_WHAT IS EXPECTED:_ For the material that follows, list every line containing the word "JSON".

_DATA IN THIS EXERCISE:_
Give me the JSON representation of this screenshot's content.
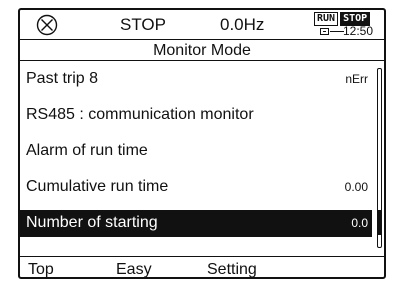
{
  "status_bar": {
    "stop_icon": "circle-x-icon",
    "state": "STOP",
    "frequency": "0.0Hz",
    "run_indicator": "RUN",
    "stop_indicator": "STOP",
    "clock_icon": "battery-icon",
    "time": "12:50"
  },
  "title": "Monitor Mode",
  "items": [
    {
      "label": "Past trip 8",
      "value": "nErr"
    },
    {
      "label": "RS485 : communication monitor",
      "value": ""
    },
    {
      "label": "Alarm of run time",
      "value": ""
    },
    {
      "label": "Cumulative run time",
      "value": "0.00"
    },
    {
      "label": "Number of starting",
      "value": "0.0",
      "selected": true
    }
  ],
  "scroll": {
    "position": 0.92,
    "thumb_fraction": 0.14
  },
  "softkeys": [
    "Top",
    "Easy",
    "Setting"
  ],
  "colors": {
    "foreground": "#111111",
    "background": "#ffffff",
    "selection": "#111111"
  }
}
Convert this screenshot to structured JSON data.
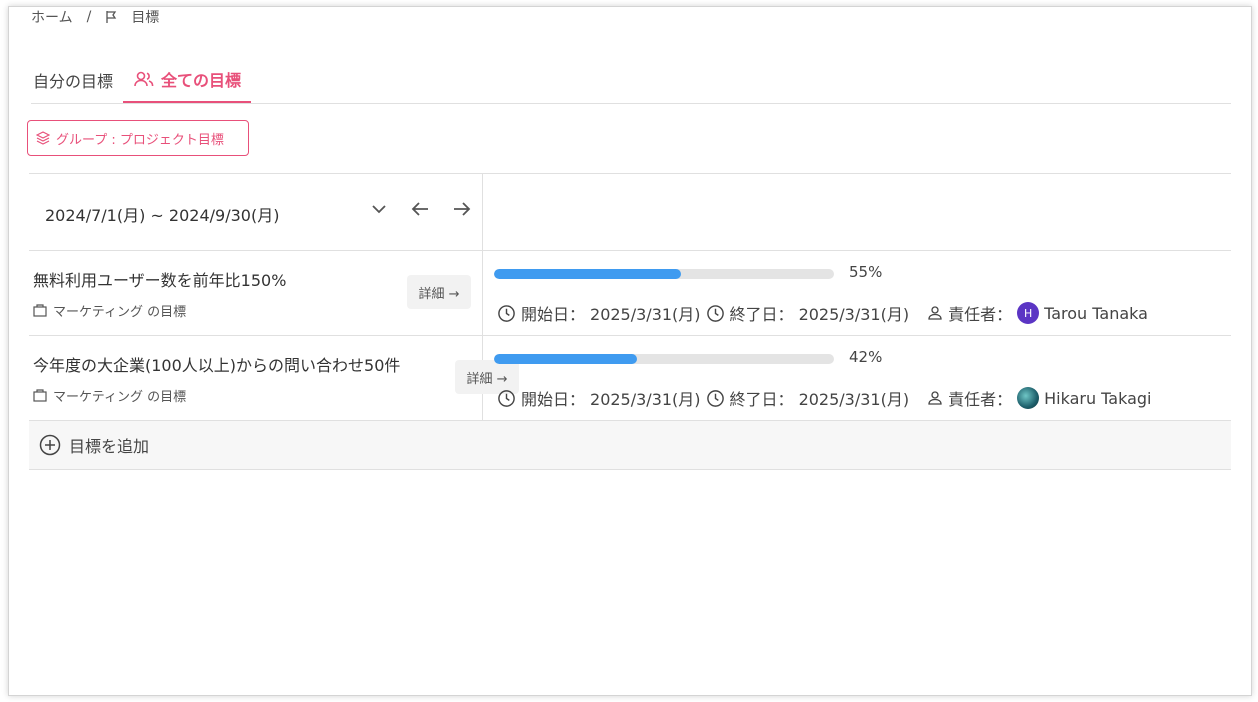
{
  "breadcrumb": {
    "items": [
      "ホーム",
      "/",
      "目標"
    ]
  },
  "tabs": [
    {
      "label": "自分の目標",
      "active": false
    },
    {
      "label": "全ての目標",
      "active": true
    }
  ],
  "group_filter": {
    "label": "グループ : プロジェクト目標"
  },
  "period": {
    "label": "2024/7/1(月) ~ 2024/9/30(月)"
  },
  "goals": [
    {
      "title": "無料利用ユーザー数を前年比150%",
      "category": "マーケティング の目標",
      "detail_label": "詳細 →",
      "progress_percent": 55,
      "progress_label": "55%",
      "start_label": "開始日：",
      "start_date": "2025/3/31(月)",
      "end_label": "終了日：",
      "end_date": "2025/3/31(月)",
      "owner_label": "責任者：",
      "owner_initial": "H",
      "owner_name": "Tarou Tanaka"
    },
    {
      "title": "今年度の大企業(100人以上)からの問い合わせ50件",
      "category": "マーケティング の目標",
      "detail_label": "詳細 →",
      "progress_percent": 42,
      "progress_label": "42%",
      "start_label": "開始日：",
      "start_date": "2025/3/31(月)",
      "end_label": "終了日：",
      "end_date": "2025/3/31(月)",
      "owner_label": "責任者：",
      "owner_name": "Hikaru Takagi"
    }
  ],
  "add_goal": {
    "label": "目標を追加"
  },
  "colors": {
    "accent": "#e8507a",
    "progress": "#3f9bf0",
    "avatar_tarou": "#5b35c4",
    "avatar_hikaru": "#1d5f6b"
  },
  "icons": [
    "home-icon",
    "flag-icon",
    "users-icon",
    "layers-icon",
    "chevron-down-icon",
    "arrow-left-icon",
    "arrow-right-icon",
    "folder-icon",
    "clock-icon",
    "user-icon",
    "plus-circle-icon"
  ]
}
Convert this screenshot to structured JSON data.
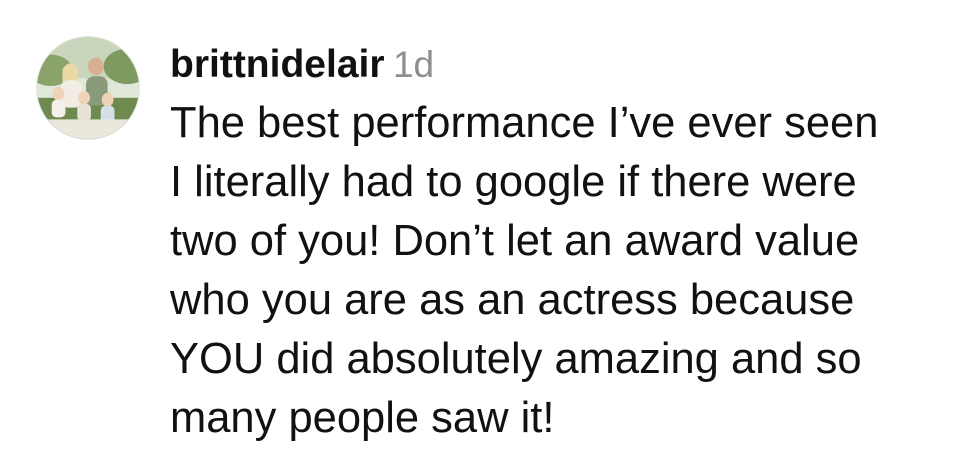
{
  "comment": {
    "username": "brittnidelair",
    "timestamp": "1d",
    "avatar": {
      "icon": "family-photo-avatar",
      "description_colors": {
        "sky": "#dfe7d8",
        "grass": "#6f8a4f",
        "ring": "#e6e6e6"
      }
    },
    "text_lines": [
      "The best performance I’ve ever seen",
      "I literally had to google if there were",
      "two of you! Don’t let an award value",
      "who you are as an actress because",
      "YOU did absolutely amazing and so",
      "many people saw it!"
    ]
  },
  "colors": {
    "text": "#111111",
    "muted": "#8e8e8e",
    "background": "#ffffff"
  }
}
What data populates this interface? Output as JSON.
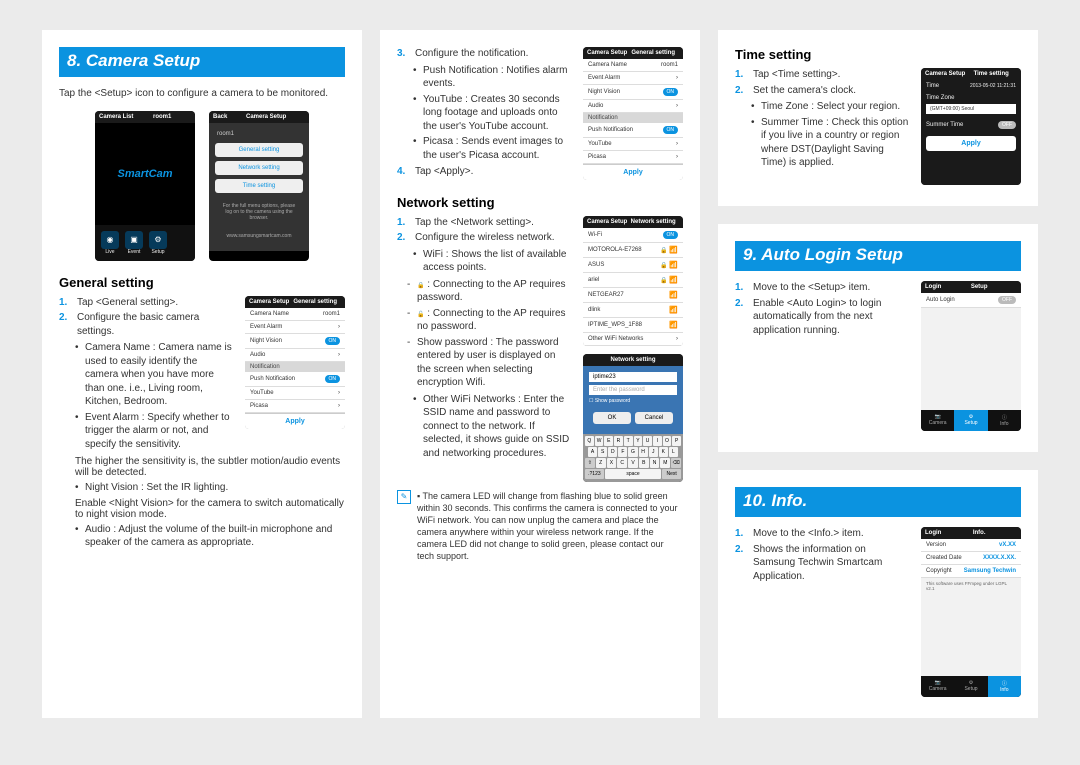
{
  "col1": {
    "section_title": "8. Camera Setup",
    "intro": "Tap the <Setup> icon to configure a camera to be monitored.",
    "phone_left": {
      "title_left": "Camera List",
      "title_mid": "room1",
      "logo": "SmartCam",
      "bar": [
        "Live",
        "Event",
        "Setup"
      ]
    },
    "phone_right": {
      "back": "Back",
      "title": "Camera Setup",
      "sub": "room1",
      "items": [
        "General setting",
        "Network setting",
        "Time setting"
      ],
      "note": "For the full menu options, please log on to the camera using the browser.",
      "url": "www.samsungsmartcam.com"
    },
    "general_title": "General setting",
    "g_step1": "Tap <General setting>.",
    "g_step2": "Configure the basic camera settings.",
    "g_b1": "Camera Name : Camera name is used to easily identify the camera when you have more than one. i.e., Living room, Kitchen, Bedroom.",
    "g_b2": "Event Alarm : Specify whether to trigger the alarm or not, and specify the sensitivity.",
    "g_b2b": "The higher the sensitivity is, the subtler motion/audio events will be detected.",
    "g_b3": "Night Vision : Set the IR lighting.",
    "g_b3b": "Enable <Night Vision> for the camera to switch automatically to night vision mode.",
    "g_b4": "Audio : Adjust the volume of the built-in microphone and speaker of the camera as appropriate.",
    "phone_general": {
      "hdr_l": "Camera Setup",
      "hdr_r": "General setting",
      "rows": [
        [
          "Camera Name",
          "room1"
        ],
        [
          "Event Alarm",
          ""
        ],
        [
          "Night Vision",
          "ON"
        ],
        [
          "Audio",
          ""
        ]
      ],
      "sec": "Notification",
      "rows2": [
        [
          "Push Notification",
          "ON"
        ],
        [
          "YouTube",
          ""
        ],
        [
          "Picasa",
          ""
        ]
      ],
      "apply": "Apply"
    }
  },
  "col2": {
    "s3": "Configure the notification.",
    "s3b1": "Push Notification : Notifies alarm events.",
    "s3b2": "YouTube : Creates 30 seconds long footage and uploads onto the user's YouTube account.",
    "s3b3": "Picasa : Sends event images to the user's Picasa account.",
    "s4": "Tap <Apply>.",
    "net_title": "Network setting",
    "n1": "Tap the <Network setting>.",
    "n2": "Configure the wireless network.",
    "n2b1": "WiFi : Shows the list of available access points.",
    "n2b1d1": " : Connecting to the AP requires password.",
    "n2b1d2": " : Connecting to the AP requires no password.",
    "n2b1d3": "Show password : The password entered by user is displayed on the screen when selecting encryption Wifi.",
    "n2b2": "Other WiFi Networks : Enter the SSID name and password to connect to the network. If selected, it shows guide on SSID and networking procedures.",
    "note": "The camera LED will change from flashing blue to solid green within 30 seconds. This confirms the camera is connected to your WiFi network. You can now unplug the camera and place the camera anywhere within your wireless network range. If the camera LED did not change to solid green, please contact our tech support.",
    "phone_general_copy": {
      "hdr_l": "Camera Setup",
      "hdr_r": "General setting",
      "rows": [
        [
          "Camera Name",
          "room1"
        ],
        [
          "Event Alarm",
          ""
        ],
        [
          "Night Vision",
          "ON"
        ],
        [
          "Audio",
          ""
        ]
      ],
      "sec": "Notification",
      "rows2": [
        [
          "Push Notification",
          "ON"
        ],
        [
          "YouTube",
          ""
        ],
        [
          "Picasa",
          ""
        ]
      ],
      "apply": "Apply"
    },
    "phone_net": {
      "hdr_l": "Camera Setup",
      "hdr_r": "Network setting",
      "wifi": "Wi-Fi",
      "on": "ON",
      "aps": [
        "MOTOROLA-E7268",
        "ASUS",
        "ariel",
        "NETGEAR27",
        "dlink",
        "IPTIME_WPS_1F88"
      ],
      "other": "Other WiFi Networks"
    },
    "phone_pwd": {
      "hdr": "Network setting",
      "sel": "iptime23",
      "ph": "Enter the password",
      "show": "Show password",
      "ok": "OK",
      "cancel": "Cancel",
      "keys": [
        [
          "Q",
          "W",
          "E",
          "R",
          "T",
          "Y",
          "U",
          "I",
          "O",
          "P"
        ],
        [
          "A",
          "S",
          "D",
          "F",
          "G",
          "H",
          "J",
          "K",
          "L"
        ],
        [
          "Z",
          "X",
          "C",
          "V",
          "B",
          "N",
          "M"
        ]
      ],
      "space": "space",
      "next": "Next",
      "n123": ".?123"
    }
  },
  "col3": {
    "time_title": "Time setting",
    "t1": "Tap <Time setting>.",
    "t2": "Set the camera's clock.",
    "t2b1": "Time Zone : Select your region.",
    "t2b2": "Summer Time : Check this option if you live in a country or region where DST(Daylight Saving Time) is applied.",
    "phone_time": {
      "hdr_l": "Camera Setup",
      "hdr_r": "Time setting",
      "row_time": "Time",
      "ts": "2013-05-02  11:21:31",
      "tz_lbl": "Time Zone",
      "tz_val": "(GMT+09:00) Seoul",
      "st_lbl": "Summer Time",
      "off": "OFF",
      "apply": "Apply"
    },
    "sec9_title": "9. Auto Login Setup",
    "al1": "Move to the <Setup> item.",
    "al2": "Enable <Auto Login> to login automatically from the next application running.",
    "phone_al": {
      "hdr_l": "Login",
      "hdr_r": "Setup",
      "row": "Auto Login",
      "off": "OFF",
      "nav": [
        "Camera",
        "Setup",
        "Info"
      ]
    },
    "sec10_title": "10. Info.",
    "i1": "Move to the <Info.> item.",
    "i2": "Shows the information on Samsung Techwin Smartcam Application.",
    "phone_info": {
      "hdr_l": "Login",
      "hdr_r": "Info.",
      "rows": [
        [
          "Version",
          "vX.XX"
        ],
        [
          "Created Date",
          "XXXX.X.XX."
        ],
        [
          "Copyright",
          "Samsung Techwin"
        ]
      ],
      "foot": "This software uses FFmpeg under LGPL v2.1",
      "nav": [
        "Camera",
        "Setup",
        "Info"
      ]
    }
  }
}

_TASK RESPONSE:_
Give me the JSON representation of this screenshot's content.
Convert this screenshot to structured JSON data.
Convert this screenshot to structured JSON data.
What data populates this interface? Output as JSON.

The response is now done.